In the entries below, every line that contains "content" must be located and copied.
○ ○ ○ ○ ○ ○ ○
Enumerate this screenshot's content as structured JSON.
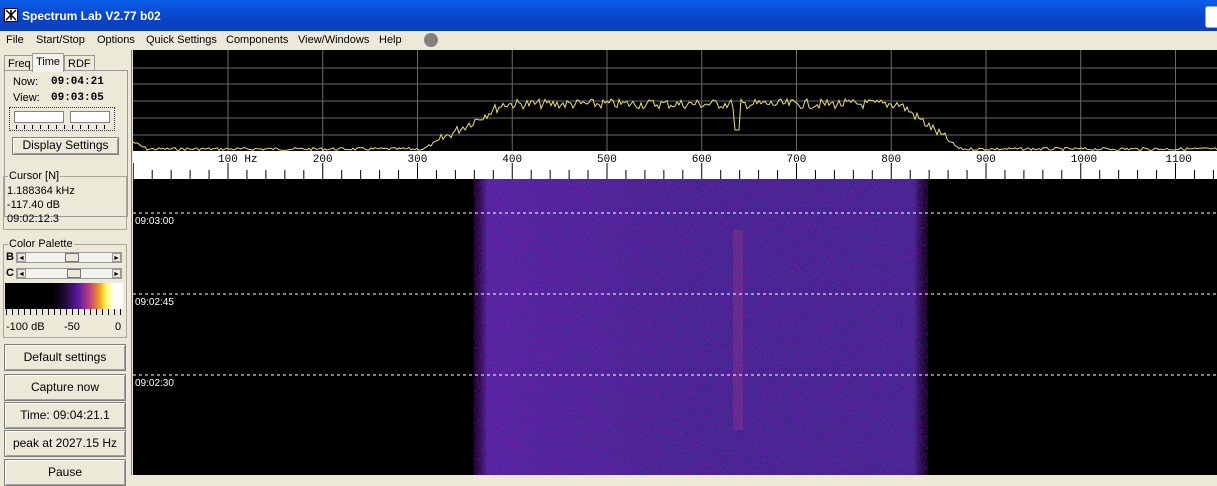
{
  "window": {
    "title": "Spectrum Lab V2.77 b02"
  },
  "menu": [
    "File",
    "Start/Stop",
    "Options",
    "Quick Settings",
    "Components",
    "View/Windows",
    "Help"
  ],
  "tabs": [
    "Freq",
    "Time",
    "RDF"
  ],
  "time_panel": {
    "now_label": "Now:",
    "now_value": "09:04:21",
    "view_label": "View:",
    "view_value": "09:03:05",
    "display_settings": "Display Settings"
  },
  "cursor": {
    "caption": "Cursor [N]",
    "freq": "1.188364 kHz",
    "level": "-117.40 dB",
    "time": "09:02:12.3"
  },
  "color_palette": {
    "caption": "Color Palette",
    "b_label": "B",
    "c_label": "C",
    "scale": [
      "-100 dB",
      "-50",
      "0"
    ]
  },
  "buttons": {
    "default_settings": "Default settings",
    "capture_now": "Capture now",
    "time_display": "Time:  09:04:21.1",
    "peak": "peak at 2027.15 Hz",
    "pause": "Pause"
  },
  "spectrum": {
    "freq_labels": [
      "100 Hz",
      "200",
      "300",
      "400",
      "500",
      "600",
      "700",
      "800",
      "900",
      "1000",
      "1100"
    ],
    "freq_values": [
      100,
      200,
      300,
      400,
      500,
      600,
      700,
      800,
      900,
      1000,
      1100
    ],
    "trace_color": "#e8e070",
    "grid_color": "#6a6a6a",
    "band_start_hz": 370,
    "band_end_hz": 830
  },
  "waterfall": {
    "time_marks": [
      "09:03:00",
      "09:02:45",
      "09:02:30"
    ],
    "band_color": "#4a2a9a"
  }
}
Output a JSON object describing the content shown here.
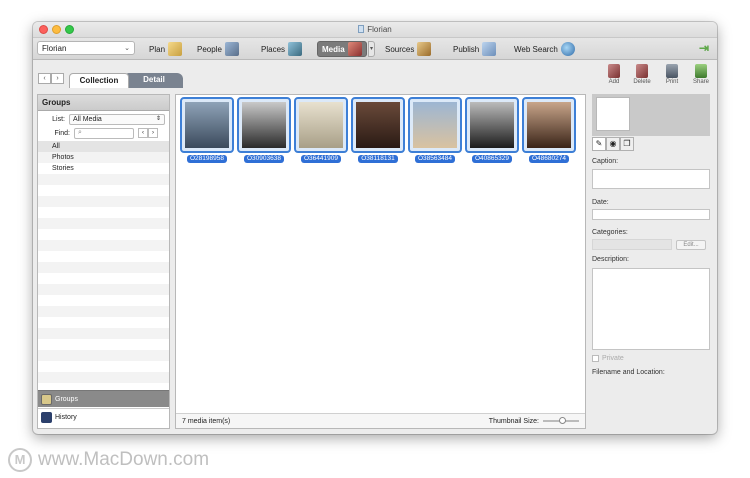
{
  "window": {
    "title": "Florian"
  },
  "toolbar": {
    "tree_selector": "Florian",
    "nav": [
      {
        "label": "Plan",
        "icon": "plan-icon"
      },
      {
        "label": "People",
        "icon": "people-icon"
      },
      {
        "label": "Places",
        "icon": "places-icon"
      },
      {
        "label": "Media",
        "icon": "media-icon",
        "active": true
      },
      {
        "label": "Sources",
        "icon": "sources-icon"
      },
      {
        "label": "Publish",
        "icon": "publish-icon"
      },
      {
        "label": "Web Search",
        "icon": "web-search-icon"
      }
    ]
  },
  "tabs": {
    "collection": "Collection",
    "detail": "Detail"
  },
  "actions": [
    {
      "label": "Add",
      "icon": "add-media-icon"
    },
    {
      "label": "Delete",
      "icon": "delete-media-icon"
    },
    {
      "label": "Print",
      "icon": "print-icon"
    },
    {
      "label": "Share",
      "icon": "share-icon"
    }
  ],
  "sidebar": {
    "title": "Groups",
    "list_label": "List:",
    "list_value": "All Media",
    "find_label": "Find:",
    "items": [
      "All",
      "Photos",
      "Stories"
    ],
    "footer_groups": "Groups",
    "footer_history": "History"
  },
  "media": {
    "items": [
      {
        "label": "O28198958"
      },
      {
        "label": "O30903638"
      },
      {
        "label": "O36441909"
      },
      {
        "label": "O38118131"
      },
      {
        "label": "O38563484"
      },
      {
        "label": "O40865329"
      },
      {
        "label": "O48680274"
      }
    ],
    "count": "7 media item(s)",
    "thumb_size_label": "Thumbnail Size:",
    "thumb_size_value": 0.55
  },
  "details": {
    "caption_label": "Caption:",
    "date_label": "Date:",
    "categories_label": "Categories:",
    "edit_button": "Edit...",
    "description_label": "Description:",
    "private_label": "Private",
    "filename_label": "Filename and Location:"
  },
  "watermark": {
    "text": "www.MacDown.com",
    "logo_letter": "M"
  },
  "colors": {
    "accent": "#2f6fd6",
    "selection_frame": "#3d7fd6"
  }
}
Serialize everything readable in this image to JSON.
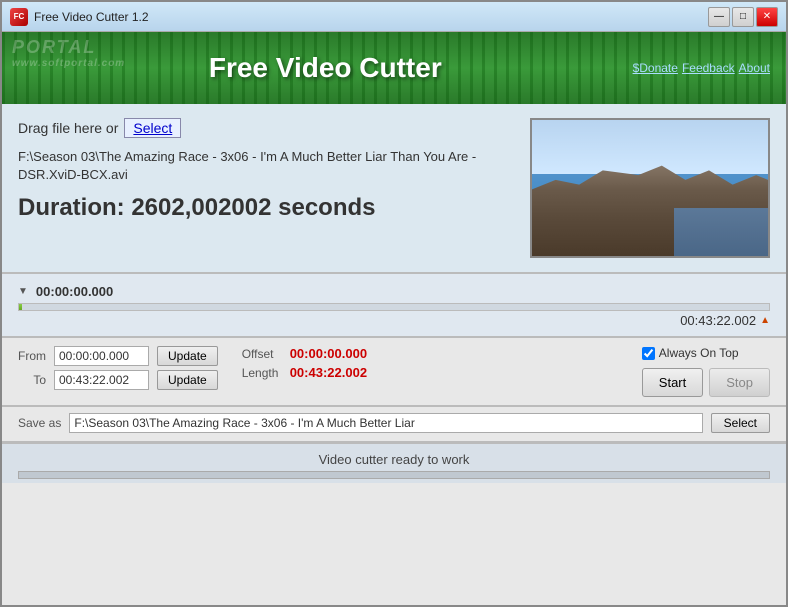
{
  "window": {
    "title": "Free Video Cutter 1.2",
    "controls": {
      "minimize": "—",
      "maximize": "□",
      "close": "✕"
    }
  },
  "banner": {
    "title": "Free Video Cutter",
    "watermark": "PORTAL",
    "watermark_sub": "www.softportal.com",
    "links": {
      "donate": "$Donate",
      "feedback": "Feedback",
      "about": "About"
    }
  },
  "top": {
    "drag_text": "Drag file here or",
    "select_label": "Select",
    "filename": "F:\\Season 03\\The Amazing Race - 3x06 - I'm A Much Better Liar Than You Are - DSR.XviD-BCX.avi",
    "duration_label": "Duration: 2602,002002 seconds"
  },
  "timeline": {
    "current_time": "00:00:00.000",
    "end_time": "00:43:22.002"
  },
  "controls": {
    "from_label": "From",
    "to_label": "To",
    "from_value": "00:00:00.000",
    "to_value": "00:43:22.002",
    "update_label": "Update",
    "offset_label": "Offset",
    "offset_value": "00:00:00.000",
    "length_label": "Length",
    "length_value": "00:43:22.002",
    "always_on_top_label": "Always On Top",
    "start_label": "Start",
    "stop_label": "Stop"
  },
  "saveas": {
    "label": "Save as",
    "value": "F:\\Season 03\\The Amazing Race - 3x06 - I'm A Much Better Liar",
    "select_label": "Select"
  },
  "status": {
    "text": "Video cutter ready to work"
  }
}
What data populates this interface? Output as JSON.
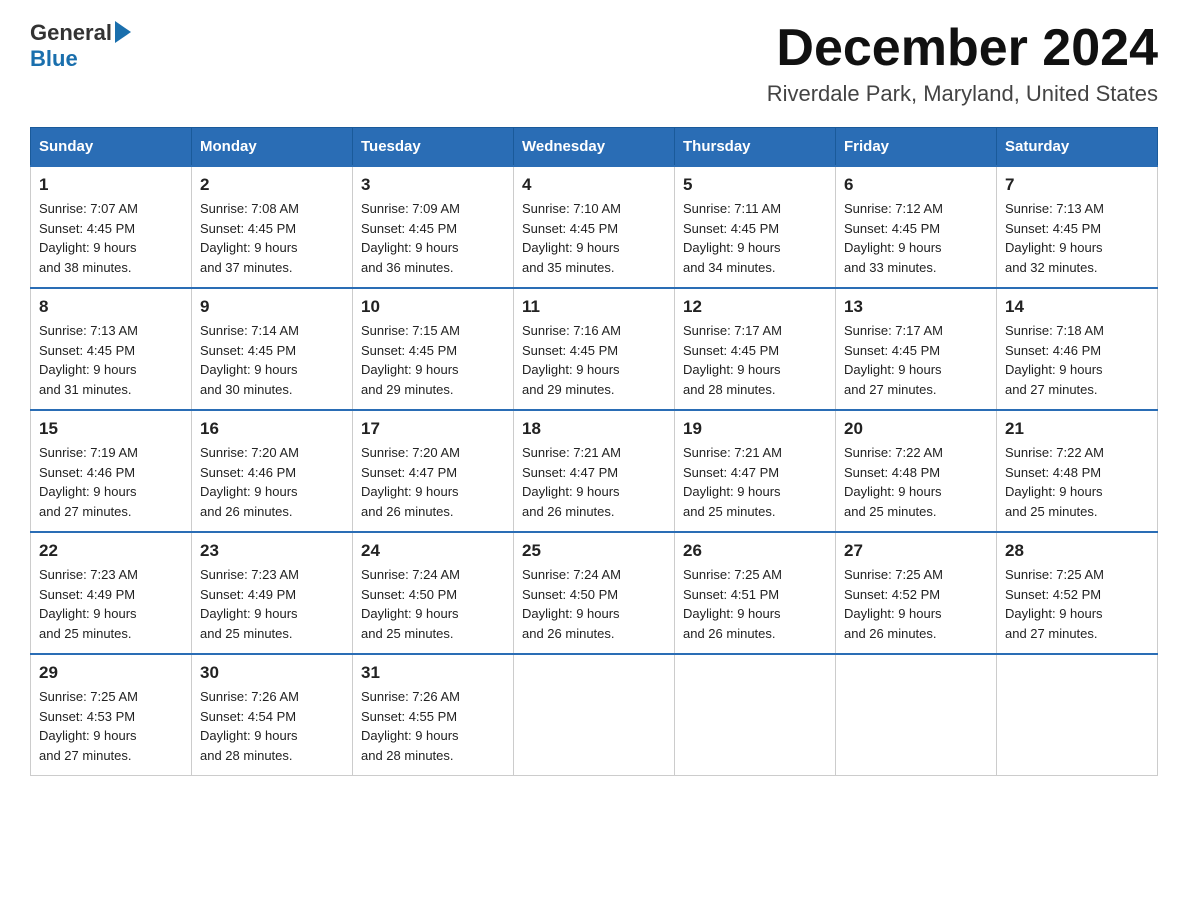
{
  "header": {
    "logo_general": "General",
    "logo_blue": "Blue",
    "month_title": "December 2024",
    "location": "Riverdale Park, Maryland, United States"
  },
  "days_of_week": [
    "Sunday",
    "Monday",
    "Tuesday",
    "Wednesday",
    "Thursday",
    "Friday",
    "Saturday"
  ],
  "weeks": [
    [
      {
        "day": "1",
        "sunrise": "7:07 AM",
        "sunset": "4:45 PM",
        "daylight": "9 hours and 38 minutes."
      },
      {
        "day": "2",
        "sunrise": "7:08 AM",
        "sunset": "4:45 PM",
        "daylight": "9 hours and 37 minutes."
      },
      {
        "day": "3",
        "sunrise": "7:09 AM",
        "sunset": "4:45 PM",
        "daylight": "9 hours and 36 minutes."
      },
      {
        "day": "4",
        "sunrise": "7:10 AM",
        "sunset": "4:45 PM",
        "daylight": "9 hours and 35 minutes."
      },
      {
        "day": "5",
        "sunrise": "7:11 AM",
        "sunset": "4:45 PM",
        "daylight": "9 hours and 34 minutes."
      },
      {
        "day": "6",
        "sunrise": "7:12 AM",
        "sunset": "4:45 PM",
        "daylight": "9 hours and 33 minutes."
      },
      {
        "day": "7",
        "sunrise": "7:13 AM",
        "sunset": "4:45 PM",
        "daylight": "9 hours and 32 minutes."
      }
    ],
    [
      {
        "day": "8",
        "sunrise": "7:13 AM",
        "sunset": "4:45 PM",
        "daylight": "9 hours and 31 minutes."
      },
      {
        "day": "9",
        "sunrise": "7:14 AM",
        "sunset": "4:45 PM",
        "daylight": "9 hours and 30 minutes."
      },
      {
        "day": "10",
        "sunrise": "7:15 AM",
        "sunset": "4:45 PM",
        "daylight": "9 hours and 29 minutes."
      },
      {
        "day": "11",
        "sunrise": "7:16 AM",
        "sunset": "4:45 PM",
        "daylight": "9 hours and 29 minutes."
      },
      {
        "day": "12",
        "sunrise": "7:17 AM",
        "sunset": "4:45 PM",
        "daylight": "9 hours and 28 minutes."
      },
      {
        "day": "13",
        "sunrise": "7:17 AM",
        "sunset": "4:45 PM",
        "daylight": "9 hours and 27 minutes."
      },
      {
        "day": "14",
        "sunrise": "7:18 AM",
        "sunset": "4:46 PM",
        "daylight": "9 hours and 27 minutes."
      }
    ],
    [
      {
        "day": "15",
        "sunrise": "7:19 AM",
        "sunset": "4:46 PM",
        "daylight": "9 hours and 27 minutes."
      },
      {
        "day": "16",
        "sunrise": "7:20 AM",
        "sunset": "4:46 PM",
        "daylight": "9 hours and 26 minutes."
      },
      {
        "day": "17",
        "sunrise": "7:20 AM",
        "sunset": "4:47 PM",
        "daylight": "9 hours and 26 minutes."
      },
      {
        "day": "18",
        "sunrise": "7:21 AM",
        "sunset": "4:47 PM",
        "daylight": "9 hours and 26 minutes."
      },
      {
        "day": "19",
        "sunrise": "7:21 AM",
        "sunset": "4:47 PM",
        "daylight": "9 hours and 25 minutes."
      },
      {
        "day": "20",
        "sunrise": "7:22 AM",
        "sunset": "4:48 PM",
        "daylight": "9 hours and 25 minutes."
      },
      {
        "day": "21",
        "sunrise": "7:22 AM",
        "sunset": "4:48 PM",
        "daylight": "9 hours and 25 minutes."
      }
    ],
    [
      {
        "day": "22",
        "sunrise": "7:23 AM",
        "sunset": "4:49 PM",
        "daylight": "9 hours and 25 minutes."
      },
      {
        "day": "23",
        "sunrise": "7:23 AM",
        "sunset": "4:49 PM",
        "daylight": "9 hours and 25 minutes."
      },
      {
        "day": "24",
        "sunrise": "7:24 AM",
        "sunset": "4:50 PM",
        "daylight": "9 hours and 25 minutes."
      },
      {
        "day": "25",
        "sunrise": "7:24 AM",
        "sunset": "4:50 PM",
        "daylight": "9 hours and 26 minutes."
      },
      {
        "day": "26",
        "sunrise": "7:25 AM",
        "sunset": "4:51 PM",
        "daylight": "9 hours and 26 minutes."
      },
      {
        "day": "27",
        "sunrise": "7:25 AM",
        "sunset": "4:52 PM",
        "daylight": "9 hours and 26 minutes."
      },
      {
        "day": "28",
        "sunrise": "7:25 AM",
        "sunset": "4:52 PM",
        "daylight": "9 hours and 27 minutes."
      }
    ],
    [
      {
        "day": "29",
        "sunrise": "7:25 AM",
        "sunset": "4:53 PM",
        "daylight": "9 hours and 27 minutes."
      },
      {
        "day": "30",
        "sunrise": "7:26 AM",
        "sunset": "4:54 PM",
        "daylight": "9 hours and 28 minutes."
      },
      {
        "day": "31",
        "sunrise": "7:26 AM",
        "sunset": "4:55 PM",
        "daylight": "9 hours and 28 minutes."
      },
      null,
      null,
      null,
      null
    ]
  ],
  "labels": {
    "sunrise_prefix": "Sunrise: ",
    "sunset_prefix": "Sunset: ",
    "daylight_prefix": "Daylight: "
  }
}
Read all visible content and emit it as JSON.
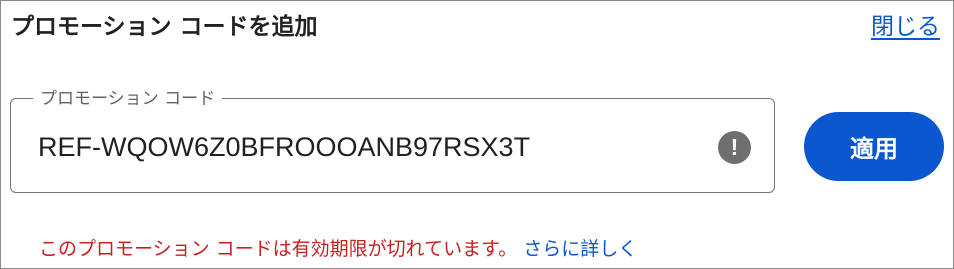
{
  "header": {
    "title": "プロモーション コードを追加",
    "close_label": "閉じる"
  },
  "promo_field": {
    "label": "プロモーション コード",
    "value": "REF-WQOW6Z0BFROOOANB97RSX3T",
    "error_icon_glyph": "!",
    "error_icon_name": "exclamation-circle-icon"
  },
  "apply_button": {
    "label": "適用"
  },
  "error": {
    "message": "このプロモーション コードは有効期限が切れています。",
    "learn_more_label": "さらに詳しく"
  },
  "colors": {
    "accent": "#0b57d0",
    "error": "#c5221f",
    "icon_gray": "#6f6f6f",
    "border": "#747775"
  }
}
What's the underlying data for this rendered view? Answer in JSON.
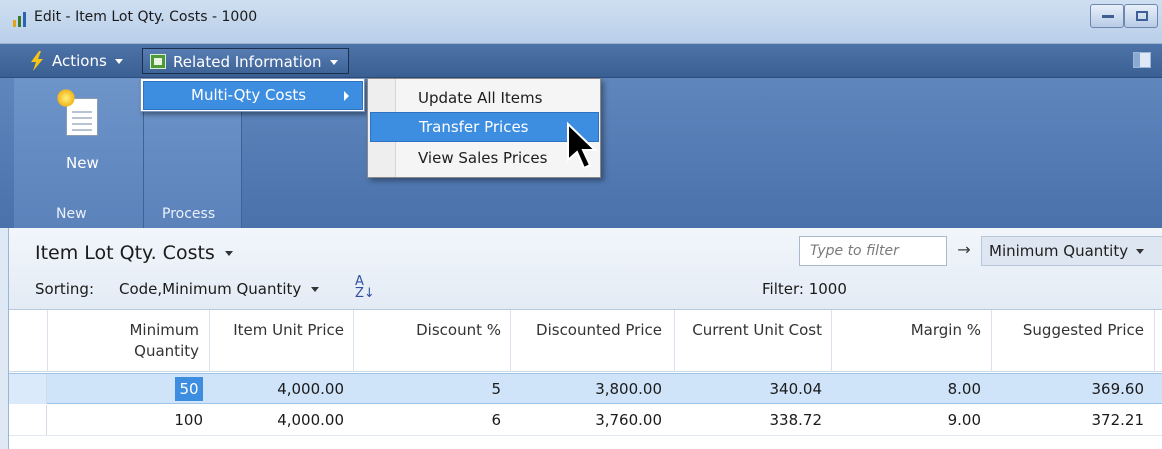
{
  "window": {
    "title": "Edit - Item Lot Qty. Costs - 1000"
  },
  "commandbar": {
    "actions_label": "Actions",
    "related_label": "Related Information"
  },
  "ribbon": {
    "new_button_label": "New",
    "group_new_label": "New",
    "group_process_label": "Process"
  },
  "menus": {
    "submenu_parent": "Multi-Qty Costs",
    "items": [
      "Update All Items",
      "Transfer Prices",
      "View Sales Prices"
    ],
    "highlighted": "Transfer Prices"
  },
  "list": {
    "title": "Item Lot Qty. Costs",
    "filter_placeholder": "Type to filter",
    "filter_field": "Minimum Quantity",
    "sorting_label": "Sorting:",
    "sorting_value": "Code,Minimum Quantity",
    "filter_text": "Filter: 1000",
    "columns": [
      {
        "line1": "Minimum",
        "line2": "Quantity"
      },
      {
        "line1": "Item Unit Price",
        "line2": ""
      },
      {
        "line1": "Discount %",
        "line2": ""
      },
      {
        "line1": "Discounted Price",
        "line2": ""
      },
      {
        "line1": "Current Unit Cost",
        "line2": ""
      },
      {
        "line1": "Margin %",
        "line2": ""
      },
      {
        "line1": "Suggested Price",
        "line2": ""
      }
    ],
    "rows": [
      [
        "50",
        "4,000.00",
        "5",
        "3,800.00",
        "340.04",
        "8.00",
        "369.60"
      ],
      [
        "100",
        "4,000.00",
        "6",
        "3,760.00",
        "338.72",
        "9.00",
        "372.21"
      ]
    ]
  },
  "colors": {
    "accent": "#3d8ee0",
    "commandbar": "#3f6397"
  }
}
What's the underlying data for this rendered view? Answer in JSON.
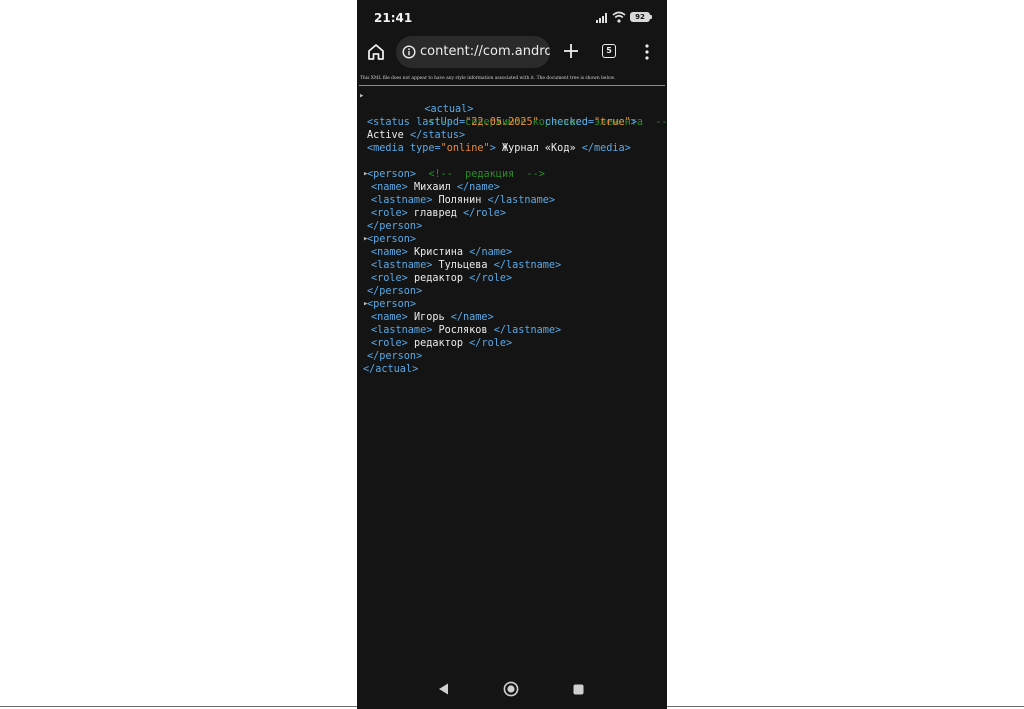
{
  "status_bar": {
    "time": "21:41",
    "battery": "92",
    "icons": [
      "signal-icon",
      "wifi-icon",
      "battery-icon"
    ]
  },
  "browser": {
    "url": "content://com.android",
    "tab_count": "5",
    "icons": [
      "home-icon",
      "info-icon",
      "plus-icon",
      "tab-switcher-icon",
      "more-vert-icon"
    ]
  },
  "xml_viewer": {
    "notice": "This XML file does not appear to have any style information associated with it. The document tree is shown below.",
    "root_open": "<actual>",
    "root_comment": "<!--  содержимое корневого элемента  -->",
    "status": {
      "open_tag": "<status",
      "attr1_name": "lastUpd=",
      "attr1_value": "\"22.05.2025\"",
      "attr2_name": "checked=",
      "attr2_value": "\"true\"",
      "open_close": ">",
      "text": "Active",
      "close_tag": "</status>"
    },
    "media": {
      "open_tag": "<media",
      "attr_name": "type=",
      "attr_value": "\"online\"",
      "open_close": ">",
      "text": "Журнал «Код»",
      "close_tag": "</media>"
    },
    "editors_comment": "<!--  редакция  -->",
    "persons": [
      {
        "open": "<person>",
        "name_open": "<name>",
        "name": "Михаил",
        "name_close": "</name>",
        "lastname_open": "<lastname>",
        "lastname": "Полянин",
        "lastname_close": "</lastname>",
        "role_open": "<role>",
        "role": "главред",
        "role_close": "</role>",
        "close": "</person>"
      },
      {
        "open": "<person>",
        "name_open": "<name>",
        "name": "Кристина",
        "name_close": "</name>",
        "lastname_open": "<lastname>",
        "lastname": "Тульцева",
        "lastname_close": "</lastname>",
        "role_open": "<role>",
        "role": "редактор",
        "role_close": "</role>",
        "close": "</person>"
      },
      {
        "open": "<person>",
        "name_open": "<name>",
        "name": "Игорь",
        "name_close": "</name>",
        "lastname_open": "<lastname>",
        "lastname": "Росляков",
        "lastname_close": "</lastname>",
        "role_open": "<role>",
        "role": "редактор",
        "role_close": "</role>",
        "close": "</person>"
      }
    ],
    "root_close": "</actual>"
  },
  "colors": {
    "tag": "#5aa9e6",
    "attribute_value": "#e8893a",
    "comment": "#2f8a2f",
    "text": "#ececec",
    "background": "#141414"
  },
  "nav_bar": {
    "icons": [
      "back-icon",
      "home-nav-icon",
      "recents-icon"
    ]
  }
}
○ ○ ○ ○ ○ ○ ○
> [Exercise result]
Enumerate this screenshot's content as structured JSON.
Output a JSON object describing the content shown here.
Read all visible content and emit it as JSON.
    "url": "content://com.android",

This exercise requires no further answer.